- _Work to be completed_
From the entries below, pull out each line where "Libgen" appears.

App and web page records
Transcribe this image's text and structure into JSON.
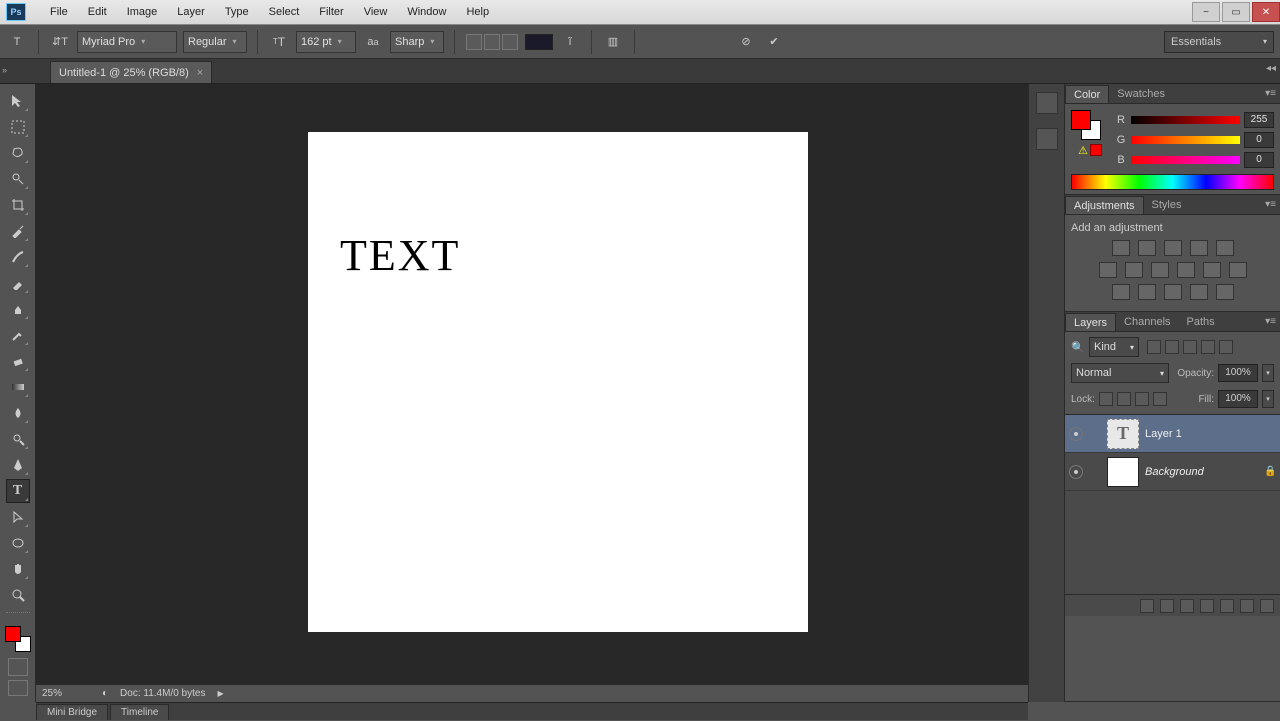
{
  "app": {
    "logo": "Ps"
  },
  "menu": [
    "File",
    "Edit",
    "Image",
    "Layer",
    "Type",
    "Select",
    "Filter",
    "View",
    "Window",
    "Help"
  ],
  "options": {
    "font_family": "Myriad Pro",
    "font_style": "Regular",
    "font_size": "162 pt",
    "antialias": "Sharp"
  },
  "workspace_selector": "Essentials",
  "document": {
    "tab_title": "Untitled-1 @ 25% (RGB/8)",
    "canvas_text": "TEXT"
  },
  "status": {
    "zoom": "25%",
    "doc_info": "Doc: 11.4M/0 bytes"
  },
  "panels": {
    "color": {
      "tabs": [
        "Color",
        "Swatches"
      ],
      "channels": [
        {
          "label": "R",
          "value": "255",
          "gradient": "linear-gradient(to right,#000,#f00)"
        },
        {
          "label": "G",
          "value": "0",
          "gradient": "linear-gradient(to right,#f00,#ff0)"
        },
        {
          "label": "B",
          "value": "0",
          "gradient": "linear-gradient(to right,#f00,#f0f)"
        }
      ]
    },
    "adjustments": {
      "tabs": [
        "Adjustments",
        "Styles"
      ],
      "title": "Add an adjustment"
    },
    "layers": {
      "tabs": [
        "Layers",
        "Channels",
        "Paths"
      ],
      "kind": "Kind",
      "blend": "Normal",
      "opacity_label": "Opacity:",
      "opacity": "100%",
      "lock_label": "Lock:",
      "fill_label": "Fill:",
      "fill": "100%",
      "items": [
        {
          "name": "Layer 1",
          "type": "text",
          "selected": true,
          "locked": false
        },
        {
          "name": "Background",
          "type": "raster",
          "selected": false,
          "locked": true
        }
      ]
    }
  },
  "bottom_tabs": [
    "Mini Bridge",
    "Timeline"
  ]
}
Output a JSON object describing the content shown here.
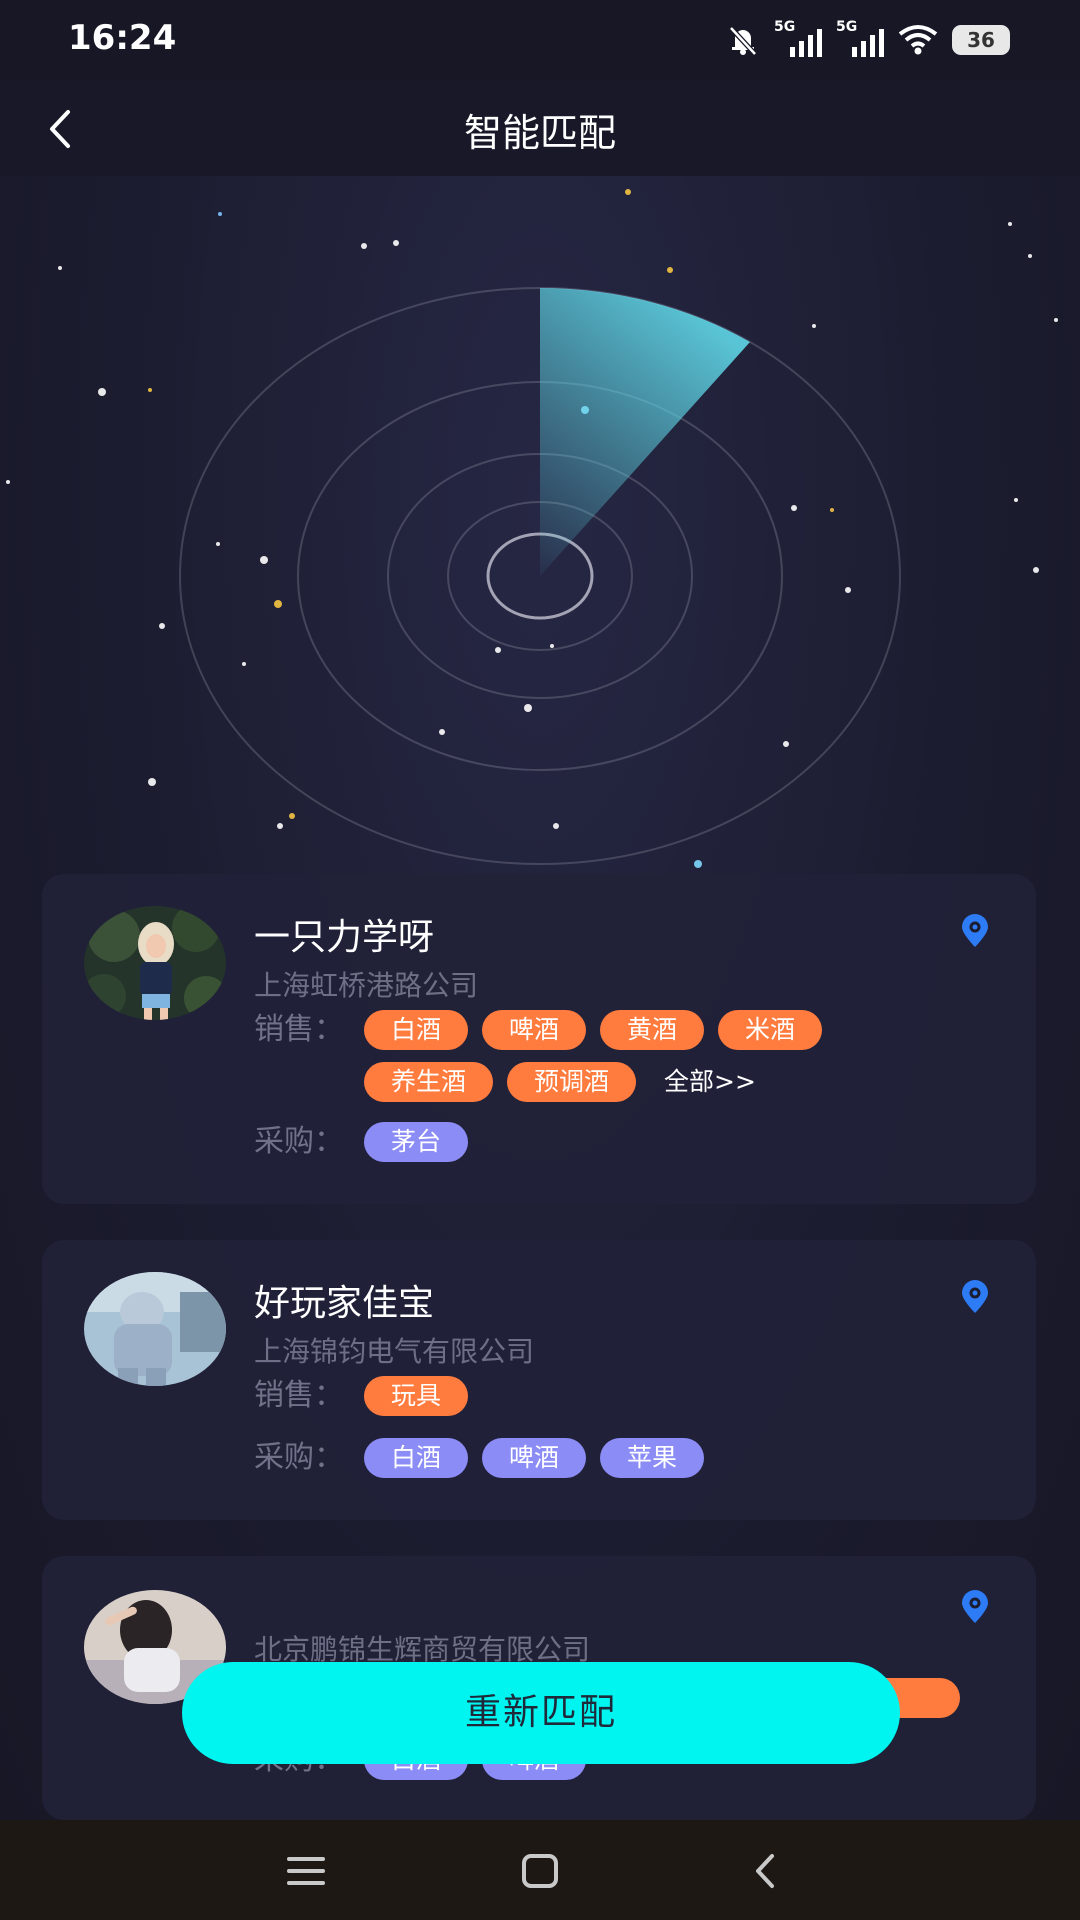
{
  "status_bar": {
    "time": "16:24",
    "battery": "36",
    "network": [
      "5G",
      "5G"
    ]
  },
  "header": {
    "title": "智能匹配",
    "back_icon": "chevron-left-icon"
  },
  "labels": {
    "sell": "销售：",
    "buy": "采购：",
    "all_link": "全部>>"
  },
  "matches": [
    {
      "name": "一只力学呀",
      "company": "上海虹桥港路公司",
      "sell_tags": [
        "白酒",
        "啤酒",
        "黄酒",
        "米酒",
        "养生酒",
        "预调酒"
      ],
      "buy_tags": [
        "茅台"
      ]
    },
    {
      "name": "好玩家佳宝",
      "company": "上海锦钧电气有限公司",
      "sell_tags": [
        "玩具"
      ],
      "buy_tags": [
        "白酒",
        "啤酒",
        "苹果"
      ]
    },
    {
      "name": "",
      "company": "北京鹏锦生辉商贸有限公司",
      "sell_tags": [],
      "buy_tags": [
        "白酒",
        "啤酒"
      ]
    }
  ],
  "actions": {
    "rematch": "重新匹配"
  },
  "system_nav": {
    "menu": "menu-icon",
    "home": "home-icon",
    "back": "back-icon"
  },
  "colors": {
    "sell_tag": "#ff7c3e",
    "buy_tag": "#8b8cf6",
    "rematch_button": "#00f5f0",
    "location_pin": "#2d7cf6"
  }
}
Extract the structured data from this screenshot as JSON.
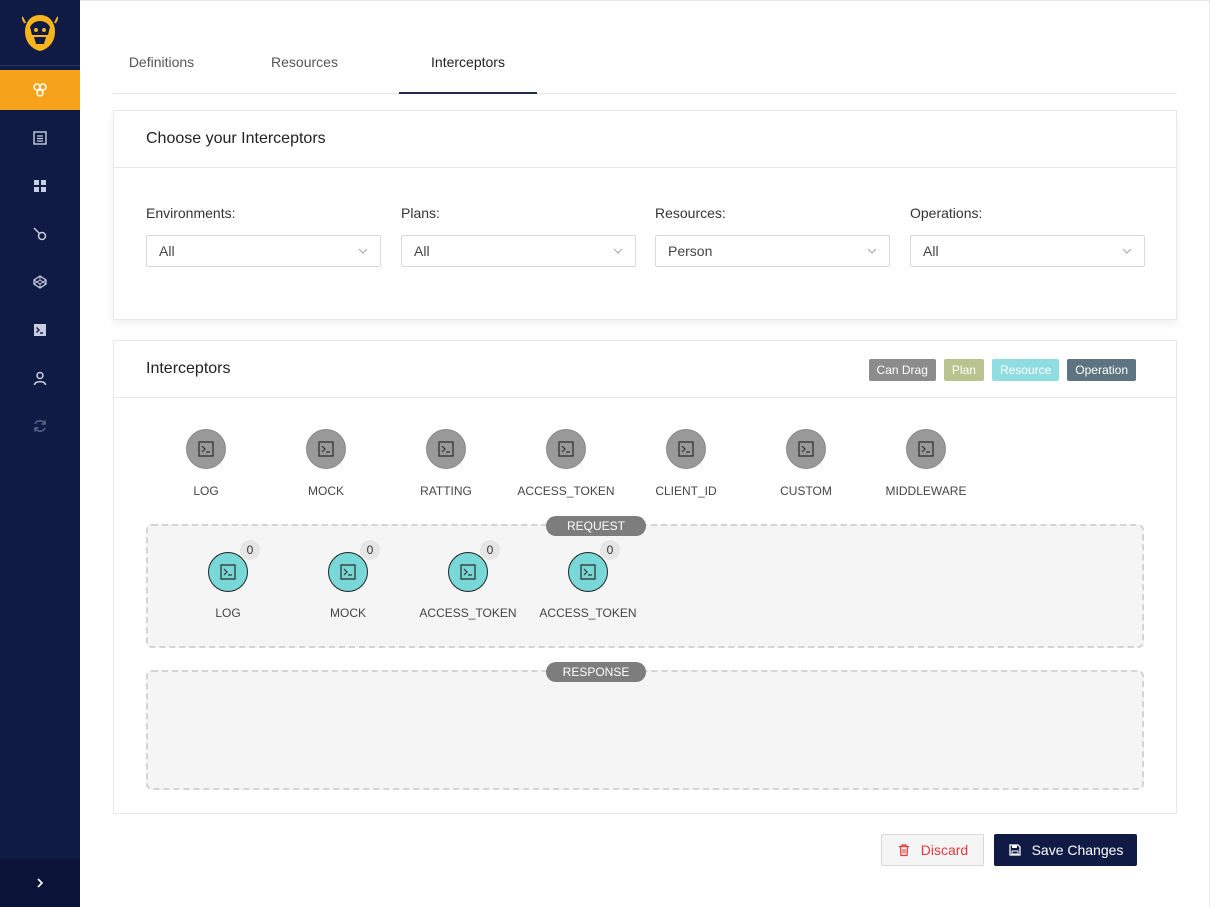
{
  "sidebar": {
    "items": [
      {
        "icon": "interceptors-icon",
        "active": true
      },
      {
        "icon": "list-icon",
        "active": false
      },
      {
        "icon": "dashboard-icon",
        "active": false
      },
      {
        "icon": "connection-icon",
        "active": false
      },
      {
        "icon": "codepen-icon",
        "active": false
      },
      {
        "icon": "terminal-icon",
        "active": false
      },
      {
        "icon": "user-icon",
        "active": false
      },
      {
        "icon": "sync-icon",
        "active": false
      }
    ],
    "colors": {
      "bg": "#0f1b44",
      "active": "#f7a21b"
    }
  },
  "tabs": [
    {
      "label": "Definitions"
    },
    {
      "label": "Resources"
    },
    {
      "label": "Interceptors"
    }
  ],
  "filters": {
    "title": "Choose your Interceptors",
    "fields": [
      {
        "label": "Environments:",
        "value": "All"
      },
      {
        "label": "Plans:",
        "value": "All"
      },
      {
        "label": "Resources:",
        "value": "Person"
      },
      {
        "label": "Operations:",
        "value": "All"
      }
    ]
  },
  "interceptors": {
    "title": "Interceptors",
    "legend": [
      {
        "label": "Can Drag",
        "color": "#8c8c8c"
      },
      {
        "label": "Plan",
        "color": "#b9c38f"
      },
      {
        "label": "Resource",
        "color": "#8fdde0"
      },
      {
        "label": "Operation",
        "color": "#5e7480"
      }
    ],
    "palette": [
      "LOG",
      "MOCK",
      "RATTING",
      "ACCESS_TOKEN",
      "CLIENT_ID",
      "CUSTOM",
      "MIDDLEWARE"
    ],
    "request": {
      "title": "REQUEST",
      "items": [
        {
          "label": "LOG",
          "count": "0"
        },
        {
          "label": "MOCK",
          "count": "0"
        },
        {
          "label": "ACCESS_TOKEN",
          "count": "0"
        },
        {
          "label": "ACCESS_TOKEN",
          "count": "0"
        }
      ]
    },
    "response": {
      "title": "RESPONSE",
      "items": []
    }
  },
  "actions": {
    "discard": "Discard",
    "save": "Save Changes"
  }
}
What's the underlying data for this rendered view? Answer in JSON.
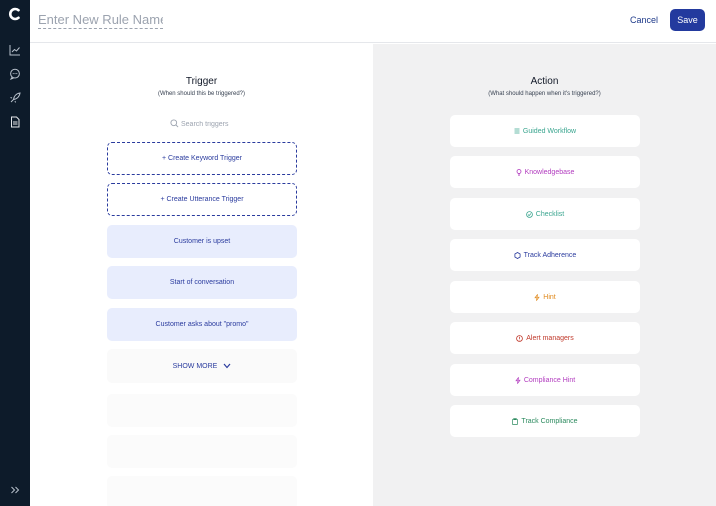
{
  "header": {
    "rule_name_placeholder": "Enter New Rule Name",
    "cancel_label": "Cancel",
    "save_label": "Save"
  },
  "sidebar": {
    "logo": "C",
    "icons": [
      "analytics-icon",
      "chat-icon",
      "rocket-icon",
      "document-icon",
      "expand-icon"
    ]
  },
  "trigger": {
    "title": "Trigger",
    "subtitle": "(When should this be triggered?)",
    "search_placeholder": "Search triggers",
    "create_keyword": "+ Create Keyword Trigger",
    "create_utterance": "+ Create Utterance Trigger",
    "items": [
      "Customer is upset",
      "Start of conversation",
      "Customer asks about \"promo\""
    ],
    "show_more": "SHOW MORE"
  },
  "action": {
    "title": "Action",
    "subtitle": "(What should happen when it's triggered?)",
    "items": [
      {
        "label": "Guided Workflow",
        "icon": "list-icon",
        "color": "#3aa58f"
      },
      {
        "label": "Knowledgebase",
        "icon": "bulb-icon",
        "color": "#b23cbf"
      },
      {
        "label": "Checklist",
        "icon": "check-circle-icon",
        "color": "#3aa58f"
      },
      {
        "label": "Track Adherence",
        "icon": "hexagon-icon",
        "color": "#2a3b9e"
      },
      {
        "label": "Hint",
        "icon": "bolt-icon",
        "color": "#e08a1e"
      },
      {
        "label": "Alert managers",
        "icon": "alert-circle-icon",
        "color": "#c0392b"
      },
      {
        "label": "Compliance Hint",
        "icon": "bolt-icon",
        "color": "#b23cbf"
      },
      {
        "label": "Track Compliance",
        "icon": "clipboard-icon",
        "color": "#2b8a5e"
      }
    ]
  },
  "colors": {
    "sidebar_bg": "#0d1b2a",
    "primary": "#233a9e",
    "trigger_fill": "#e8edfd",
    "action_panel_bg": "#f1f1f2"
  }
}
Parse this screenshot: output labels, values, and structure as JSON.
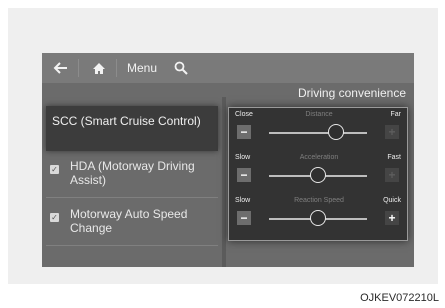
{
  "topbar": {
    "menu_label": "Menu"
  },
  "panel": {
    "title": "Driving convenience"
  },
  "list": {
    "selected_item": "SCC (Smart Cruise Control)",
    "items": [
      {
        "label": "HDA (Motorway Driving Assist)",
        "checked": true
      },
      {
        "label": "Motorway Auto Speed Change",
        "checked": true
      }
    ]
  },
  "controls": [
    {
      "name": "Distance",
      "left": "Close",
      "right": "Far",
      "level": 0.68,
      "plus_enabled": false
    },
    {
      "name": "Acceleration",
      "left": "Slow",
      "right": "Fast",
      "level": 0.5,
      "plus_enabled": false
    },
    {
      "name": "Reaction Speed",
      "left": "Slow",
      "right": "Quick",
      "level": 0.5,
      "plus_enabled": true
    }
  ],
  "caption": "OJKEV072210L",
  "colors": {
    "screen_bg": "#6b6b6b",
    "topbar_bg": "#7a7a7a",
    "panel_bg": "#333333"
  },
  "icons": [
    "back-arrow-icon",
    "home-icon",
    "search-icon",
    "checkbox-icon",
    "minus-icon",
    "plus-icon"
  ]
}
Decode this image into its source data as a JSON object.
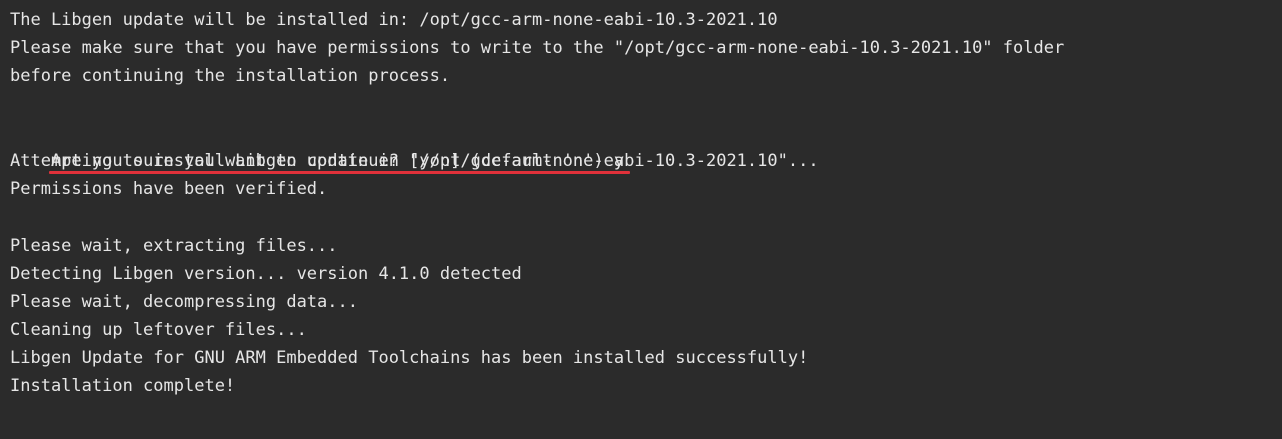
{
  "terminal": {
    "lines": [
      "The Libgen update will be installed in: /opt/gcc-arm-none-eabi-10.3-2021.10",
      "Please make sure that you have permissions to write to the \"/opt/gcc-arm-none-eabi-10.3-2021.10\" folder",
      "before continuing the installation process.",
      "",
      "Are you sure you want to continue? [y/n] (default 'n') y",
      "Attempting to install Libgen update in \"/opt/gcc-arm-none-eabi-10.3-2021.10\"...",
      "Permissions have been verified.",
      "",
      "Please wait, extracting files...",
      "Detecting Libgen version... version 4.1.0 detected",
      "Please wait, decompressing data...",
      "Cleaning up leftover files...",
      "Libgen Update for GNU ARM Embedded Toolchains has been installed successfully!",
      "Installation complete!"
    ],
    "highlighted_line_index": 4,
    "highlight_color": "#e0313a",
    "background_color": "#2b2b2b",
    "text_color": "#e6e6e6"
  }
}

- _Response_
      "The Libgen update will be installed in: /opt/gcc-arm-none-eabi-10.3-2021.10",
      "Attempting to install Libgen update in \"/opt/gcc-arm-none-eabi-10.3-2021.10\"...",
      "Detecting Libgen version... version 4.1.0 detected",
      "Libgen Update for GNU ARM Embedded Toolchains has been installed successfully!",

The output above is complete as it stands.